Write the number of lines in the material below that contain "this", with no other words.
---------- The data ----------
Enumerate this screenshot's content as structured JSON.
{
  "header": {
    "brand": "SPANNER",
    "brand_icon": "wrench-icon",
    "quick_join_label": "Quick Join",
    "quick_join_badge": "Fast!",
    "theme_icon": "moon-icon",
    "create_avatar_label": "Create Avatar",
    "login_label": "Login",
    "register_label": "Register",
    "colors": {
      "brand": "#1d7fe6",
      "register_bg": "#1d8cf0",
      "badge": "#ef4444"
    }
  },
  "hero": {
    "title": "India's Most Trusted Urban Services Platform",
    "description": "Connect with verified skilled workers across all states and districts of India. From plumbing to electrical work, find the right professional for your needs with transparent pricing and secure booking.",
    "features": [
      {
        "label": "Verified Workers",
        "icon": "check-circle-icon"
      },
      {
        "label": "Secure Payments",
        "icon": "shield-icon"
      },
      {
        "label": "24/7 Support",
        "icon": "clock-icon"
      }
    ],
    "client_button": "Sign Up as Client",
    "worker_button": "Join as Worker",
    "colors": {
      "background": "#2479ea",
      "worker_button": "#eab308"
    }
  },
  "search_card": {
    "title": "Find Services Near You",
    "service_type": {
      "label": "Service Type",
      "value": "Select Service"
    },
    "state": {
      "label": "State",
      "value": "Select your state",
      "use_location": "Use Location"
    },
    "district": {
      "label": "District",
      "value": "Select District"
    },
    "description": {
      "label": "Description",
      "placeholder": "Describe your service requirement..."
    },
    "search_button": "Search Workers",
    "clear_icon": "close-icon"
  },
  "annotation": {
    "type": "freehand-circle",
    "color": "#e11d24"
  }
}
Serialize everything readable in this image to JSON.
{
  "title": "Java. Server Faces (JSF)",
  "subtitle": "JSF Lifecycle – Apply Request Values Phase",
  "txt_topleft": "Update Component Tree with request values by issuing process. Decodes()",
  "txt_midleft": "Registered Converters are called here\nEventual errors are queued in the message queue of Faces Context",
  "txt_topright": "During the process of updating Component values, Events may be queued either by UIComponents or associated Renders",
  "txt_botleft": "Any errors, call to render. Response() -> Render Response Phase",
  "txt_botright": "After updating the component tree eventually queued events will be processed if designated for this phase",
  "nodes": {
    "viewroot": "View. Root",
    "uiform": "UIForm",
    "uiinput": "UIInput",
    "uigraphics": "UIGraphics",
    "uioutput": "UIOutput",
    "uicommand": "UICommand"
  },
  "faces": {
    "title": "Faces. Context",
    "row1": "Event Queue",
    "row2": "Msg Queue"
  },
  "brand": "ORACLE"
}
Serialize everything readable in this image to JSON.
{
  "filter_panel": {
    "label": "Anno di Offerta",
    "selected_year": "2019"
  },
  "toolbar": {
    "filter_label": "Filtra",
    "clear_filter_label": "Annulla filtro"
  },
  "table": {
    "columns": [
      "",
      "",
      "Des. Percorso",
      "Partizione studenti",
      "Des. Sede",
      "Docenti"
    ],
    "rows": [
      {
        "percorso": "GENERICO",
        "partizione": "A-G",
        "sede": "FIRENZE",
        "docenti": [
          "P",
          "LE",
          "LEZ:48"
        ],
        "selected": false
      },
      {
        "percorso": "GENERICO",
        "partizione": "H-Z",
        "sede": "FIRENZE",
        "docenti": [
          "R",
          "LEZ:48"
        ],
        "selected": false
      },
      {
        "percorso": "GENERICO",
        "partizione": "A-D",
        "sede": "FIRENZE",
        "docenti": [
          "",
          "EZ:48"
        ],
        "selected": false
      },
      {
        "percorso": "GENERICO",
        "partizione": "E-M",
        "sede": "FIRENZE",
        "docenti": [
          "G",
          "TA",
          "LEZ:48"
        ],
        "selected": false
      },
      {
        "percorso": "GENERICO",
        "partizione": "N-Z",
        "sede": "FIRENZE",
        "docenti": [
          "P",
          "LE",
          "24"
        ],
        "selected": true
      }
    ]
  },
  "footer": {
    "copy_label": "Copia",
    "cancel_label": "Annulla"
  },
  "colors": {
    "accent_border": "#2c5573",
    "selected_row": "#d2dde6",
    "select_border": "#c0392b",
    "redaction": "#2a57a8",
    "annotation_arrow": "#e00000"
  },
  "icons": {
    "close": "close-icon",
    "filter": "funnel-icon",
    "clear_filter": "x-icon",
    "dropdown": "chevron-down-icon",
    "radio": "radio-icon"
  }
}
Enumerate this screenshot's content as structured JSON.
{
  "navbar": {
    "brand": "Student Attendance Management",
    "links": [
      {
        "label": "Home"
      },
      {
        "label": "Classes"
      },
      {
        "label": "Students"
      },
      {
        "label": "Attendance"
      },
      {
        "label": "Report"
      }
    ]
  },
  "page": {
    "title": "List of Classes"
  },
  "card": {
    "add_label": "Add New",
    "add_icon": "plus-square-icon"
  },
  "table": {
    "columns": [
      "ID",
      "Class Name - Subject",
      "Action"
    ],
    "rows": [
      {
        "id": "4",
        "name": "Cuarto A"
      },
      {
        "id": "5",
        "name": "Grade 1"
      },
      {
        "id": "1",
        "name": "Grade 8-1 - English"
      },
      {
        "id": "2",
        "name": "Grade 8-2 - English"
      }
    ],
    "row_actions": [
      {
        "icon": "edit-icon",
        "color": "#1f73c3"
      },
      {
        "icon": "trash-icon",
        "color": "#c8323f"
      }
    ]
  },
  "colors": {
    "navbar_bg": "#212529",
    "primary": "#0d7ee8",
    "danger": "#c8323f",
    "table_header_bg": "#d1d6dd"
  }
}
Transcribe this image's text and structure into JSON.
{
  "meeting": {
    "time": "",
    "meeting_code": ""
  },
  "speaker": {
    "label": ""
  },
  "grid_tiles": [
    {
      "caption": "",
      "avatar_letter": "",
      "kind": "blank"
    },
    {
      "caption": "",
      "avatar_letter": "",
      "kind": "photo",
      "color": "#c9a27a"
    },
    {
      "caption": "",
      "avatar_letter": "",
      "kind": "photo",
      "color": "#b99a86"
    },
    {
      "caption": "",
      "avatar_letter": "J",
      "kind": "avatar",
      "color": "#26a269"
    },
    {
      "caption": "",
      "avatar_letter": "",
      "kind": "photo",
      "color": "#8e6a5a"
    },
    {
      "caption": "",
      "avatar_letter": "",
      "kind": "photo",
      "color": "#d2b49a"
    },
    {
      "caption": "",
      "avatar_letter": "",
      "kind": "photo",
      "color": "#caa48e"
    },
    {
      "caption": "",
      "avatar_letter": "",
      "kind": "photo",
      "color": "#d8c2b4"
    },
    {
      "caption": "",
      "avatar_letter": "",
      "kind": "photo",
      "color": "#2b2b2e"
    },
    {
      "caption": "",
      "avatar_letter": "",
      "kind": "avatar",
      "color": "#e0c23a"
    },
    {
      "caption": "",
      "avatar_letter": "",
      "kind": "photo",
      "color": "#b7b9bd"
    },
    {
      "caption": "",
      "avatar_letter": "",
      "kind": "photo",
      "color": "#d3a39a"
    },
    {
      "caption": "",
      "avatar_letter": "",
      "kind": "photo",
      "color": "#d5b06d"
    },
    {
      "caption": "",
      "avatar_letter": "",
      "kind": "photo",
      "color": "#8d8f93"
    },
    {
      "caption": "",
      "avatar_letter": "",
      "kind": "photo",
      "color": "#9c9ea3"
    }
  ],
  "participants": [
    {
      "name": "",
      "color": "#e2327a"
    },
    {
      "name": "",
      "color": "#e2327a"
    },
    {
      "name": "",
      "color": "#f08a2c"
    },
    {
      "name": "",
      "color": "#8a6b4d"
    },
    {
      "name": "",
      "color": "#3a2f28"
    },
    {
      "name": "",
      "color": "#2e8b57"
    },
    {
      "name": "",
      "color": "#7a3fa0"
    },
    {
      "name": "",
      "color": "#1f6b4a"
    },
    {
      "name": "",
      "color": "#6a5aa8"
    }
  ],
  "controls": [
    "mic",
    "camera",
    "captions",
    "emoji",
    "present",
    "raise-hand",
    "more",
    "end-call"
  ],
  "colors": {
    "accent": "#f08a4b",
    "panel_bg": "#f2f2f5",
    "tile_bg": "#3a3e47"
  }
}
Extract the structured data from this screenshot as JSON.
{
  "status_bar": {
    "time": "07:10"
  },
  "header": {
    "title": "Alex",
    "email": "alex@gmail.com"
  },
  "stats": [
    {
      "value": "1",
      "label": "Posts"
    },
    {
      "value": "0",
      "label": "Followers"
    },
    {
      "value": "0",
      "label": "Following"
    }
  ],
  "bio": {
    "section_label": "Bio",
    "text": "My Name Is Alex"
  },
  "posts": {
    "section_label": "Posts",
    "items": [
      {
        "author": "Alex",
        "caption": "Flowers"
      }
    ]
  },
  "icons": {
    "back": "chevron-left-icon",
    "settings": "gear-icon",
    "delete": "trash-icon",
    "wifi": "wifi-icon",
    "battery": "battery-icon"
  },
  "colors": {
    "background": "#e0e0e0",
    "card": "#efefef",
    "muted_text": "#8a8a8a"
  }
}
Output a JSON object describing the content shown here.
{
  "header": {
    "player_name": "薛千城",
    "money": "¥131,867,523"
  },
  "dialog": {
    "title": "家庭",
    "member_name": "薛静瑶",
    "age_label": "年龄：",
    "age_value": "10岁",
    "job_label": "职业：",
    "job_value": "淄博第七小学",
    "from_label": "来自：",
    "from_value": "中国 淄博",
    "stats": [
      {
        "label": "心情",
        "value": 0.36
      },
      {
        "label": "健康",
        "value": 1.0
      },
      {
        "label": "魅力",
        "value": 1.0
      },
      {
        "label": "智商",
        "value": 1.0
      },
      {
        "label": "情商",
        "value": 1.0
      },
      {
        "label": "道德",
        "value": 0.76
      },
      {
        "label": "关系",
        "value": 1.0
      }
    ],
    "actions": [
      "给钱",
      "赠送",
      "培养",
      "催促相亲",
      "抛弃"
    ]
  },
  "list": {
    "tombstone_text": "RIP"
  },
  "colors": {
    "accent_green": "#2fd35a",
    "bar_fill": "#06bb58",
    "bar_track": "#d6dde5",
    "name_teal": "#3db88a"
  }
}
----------
Answer section
7